▶ **Exercise requirements**: After locating the line with "Read all visible content and emit it as JSON.", retype it and every later line exactly, stopping at the end of the records.

▶ **Data for the task**:
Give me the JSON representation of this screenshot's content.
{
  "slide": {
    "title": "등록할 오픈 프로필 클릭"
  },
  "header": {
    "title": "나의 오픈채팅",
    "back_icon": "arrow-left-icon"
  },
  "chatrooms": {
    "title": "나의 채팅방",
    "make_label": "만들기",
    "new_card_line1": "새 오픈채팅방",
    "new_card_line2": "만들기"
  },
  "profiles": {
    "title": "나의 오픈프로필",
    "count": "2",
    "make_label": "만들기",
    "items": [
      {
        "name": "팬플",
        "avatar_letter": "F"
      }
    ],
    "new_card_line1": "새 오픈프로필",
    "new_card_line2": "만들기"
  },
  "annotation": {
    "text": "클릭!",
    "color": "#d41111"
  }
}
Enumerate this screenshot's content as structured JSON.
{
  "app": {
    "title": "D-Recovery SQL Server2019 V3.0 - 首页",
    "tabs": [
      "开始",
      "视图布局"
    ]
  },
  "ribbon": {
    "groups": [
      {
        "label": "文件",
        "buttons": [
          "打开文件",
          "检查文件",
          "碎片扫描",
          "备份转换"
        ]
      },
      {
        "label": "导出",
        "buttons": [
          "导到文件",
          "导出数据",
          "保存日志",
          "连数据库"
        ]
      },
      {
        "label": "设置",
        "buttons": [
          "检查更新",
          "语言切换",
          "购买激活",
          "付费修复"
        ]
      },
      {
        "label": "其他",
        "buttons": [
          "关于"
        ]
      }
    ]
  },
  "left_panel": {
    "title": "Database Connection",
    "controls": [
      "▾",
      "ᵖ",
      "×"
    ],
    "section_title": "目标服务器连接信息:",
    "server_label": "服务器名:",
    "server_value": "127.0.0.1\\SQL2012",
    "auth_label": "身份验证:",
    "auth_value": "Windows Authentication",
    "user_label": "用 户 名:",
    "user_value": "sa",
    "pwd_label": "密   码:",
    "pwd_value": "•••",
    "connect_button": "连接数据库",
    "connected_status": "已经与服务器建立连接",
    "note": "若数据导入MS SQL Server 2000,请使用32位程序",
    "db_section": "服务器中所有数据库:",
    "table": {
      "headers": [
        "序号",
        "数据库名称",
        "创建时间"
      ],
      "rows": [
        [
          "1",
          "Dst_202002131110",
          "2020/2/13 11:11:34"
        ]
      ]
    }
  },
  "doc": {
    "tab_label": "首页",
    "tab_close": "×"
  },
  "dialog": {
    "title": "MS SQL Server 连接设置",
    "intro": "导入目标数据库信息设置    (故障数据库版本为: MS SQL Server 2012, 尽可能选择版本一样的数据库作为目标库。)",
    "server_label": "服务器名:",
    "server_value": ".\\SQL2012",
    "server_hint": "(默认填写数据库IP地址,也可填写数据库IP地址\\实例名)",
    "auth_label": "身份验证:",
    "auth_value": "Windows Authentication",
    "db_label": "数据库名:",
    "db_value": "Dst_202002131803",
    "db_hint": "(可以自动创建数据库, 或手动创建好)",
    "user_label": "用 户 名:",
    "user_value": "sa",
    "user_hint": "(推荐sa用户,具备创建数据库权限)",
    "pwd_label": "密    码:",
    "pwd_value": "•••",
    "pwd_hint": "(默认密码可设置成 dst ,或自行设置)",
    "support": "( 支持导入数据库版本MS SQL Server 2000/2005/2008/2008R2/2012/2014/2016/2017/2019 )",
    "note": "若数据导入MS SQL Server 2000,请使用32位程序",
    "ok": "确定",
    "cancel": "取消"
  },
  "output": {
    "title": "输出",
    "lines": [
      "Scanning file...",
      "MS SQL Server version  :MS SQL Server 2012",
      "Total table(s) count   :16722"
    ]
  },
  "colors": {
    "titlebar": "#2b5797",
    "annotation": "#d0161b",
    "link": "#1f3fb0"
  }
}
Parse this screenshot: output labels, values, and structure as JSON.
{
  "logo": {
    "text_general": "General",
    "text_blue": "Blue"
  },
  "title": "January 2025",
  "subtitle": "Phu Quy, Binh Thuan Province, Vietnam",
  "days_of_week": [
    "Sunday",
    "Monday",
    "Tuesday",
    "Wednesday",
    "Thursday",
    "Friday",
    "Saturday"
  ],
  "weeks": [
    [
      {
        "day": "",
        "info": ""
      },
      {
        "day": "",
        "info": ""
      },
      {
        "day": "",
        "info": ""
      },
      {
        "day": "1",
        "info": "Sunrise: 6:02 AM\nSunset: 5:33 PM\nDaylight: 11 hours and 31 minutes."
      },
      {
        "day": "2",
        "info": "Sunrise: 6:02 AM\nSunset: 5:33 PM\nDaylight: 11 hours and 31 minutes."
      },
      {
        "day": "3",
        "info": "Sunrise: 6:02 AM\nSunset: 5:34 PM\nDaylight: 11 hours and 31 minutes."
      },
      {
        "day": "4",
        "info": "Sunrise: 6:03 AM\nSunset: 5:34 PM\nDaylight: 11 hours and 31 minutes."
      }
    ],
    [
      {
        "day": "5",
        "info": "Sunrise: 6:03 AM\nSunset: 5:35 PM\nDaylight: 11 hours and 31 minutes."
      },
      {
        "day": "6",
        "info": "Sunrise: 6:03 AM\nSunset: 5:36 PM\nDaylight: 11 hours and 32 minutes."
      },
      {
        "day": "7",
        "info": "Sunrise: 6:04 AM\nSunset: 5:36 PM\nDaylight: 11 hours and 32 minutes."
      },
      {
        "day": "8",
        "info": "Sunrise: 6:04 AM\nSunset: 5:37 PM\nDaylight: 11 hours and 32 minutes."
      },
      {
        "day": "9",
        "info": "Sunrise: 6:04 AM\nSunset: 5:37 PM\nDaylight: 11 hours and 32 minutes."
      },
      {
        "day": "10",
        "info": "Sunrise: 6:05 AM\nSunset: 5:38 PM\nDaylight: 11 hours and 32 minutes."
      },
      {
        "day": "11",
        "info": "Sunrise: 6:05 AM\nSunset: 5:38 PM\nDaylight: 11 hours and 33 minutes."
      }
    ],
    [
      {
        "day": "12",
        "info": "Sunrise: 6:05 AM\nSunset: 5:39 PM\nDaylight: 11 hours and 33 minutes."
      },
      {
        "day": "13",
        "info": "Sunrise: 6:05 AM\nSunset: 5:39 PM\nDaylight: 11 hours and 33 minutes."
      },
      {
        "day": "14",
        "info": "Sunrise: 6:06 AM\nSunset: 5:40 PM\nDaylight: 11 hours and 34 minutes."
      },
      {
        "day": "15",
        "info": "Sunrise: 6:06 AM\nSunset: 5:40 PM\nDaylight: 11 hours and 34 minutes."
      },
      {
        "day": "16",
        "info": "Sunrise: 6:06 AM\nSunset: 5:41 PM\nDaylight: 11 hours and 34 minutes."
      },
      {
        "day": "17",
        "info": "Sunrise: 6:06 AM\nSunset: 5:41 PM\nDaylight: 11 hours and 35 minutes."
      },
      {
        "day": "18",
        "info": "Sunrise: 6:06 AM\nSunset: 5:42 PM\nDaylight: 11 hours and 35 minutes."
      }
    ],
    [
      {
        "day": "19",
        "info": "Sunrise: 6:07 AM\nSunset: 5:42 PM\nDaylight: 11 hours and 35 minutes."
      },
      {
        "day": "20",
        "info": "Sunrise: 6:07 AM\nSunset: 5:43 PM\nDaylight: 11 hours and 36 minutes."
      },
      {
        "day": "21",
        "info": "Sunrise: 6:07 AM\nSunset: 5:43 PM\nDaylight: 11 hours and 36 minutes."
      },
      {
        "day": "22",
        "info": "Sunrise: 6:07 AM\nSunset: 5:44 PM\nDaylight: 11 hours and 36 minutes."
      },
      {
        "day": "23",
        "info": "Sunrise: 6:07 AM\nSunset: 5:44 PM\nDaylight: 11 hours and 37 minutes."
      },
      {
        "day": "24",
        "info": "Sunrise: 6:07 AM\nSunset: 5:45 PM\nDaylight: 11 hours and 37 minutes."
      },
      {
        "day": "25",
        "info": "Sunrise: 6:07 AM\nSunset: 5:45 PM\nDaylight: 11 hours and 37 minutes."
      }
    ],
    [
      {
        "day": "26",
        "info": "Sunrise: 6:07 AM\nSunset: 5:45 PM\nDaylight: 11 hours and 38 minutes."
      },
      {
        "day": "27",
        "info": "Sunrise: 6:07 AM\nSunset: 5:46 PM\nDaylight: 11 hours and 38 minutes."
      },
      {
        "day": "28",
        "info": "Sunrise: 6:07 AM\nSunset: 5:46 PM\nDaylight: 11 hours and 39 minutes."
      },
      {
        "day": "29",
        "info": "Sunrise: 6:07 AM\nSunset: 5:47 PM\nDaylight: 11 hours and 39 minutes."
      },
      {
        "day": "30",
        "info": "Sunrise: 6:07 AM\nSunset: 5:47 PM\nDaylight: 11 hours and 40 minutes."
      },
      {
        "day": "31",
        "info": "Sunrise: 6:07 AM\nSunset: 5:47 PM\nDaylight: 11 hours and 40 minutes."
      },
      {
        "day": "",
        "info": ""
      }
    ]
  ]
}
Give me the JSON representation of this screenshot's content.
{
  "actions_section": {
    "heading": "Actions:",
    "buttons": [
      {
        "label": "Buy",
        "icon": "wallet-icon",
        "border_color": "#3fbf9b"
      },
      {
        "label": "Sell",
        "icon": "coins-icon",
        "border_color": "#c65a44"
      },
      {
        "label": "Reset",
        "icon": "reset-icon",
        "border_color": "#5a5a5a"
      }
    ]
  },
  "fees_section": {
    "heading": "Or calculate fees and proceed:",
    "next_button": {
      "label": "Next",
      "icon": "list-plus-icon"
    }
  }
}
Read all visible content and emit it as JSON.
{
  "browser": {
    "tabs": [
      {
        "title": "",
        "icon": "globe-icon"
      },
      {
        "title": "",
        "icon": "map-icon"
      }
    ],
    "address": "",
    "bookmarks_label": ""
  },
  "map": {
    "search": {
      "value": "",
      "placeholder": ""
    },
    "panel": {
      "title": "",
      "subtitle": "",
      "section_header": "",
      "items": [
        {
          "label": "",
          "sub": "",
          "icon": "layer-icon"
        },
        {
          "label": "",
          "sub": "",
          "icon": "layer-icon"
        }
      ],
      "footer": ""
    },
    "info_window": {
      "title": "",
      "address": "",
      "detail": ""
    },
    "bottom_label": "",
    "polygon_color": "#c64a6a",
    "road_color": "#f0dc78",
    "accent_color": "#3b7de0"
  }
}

▶ **Exercise output**:
Read all visible content and emit it as JSON.
{
  "browser": {
    "tabs": [
      {
        "title": "",
        "icon": "globe-icon"
      },
      {
        "title": "",
        "icon": "map-icon"
      }
    ],
    "address": "",
    "bookmarks_label": ""
  },
  "map": {
    "search": {
      "value": "",
      "placeholder": ""
    },
    "panel": {
      "title": "",
      "subtitle": "",
      "section_header": "",
      "items": [
        {
          "label": "",
          "sub": "",
          "icon": "layer-icon"
        },
        {
          "label": "",
          "sub": "",
          "icon": "layer-icon"
        }
      ],
      "footer": ""
    },
    "info_window": {
      "title": "",
      "address": "",
      "detail": ""
    },
    "bottom_label": "",
    "polygon_color": "#c64a6a",
    "road_color": "#f0dc78",
    "accent_color": "#3b7de0"
  }
}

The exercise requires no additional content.